The lines to copy are those in the listing below that contain the word "name".
+ + +
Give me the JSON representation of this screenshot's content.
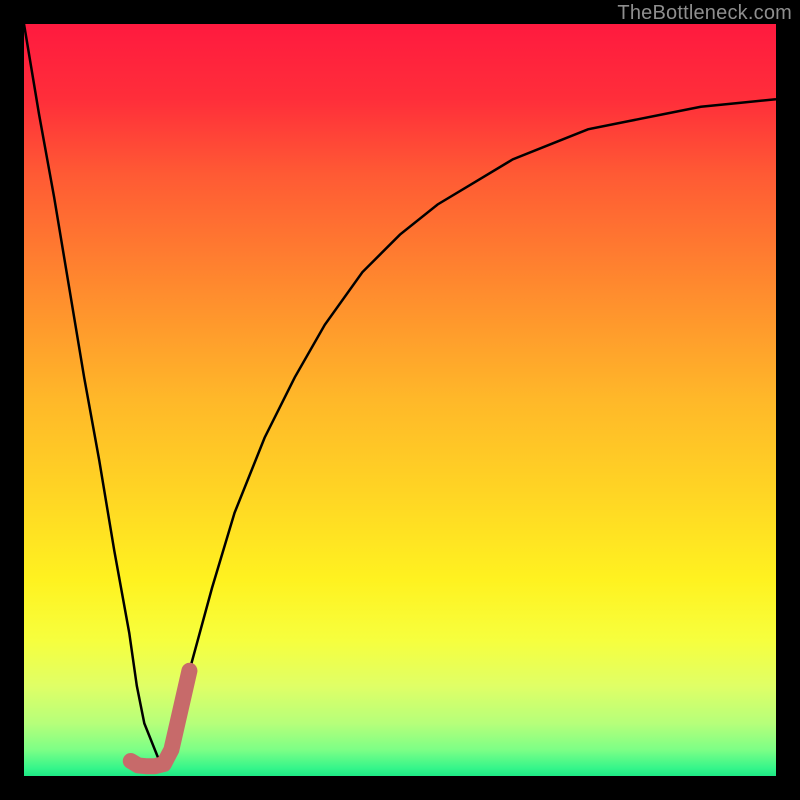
{
  "watermark": "TheBottleneck.com",
  "gradient": {
    "stops": [
      {
        "offset": 0.0,
        "color": "#ff1a3f"
      },
      {
        "offset": 0.1,
        "color": "#ff2e3a"
      },
      {
        "offset": 0.2,
        "color": "#ff5a34"
      },
      {
        "offset": 0.35,
        "color": "#ff8a2e"
      },
      {
        "offset": 0.5,
        "color": "#ffb829"
      },
      {
        "offset": 0.62,
        "color": "#ffd424"
      },
      {
        "offset": 0.74,
        "color": "#fff220"
      },
      {
        "offset": 0.82,
        "color": "#f6ff3e"
      },
      {
        "offset": 0.88,
        "color": "#e0ff66"
      },
      {
        "offset": 0.93,
        "color": "#b6ff7a"
      },
      {
        "offset": 0.965,
        "color": "#7dff86"
      },
      {
        "offset": 0.99,
        "color": "#34f58a"
      },
      {
        "offset": 1.0,
        "color": "#1de885"
      }
    ]
  },
  "chart_data": {
    "type": "line",
    "title": "",
    "xlabel": "",
    "ylabel": "",
    "xlim": [
      0,
      100
    ],
    "ylim": [
      0,
      100
    ],
    "grid": false,
    "legend": false,
    "series": [
      {
        "name": "bottleneck-curve",
        "x": [
          0,
          2,
          4,
          6,
          8,
          10,
          12,
          14,
          15,
          16,
          18,
          20,
          22,
          25,
          28,
          32,
          36,
          40,
          45,
          50,
          55,
          60,
          65,
          70,
          75,
          80,
          85,
          90,
          95,
          100
        ],
        "y": [
          100,
          88,
          77,
          65,
          53,
          42,
          30,
          19,
          12,
          7,
          2,
          6,
          14,
          25,
          35,
          45,
          53,
          60,
          67,
          72,
          76,
          79,
          82,
          84,
          86,
          87,
          88,
          89,
          89.5,
          90
        ],
        "stroke": "#000000",
        "stroke_width": 2.5
      },
      {
        "name": "marker-j",
        "x": [
          14.2,
          15.2,
          16.2,
          17.4,
          18.6,
          19.6,
          20.4,
          21.2,
          22.0
        ],
        "y": [
          2.0,
          1.4,
          1.3,
          1.3,
          1.6,
          3.5,
          7.0,
          10.5,
          14.0
        ],
        "stroke": "#c76a6a",
        "stroke_width": 16,
        "linecap": "round"
      }
    ]
  }
}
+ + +
### Result of the task:
        "name": "bottleneck-curve",
        "name": "marker-j",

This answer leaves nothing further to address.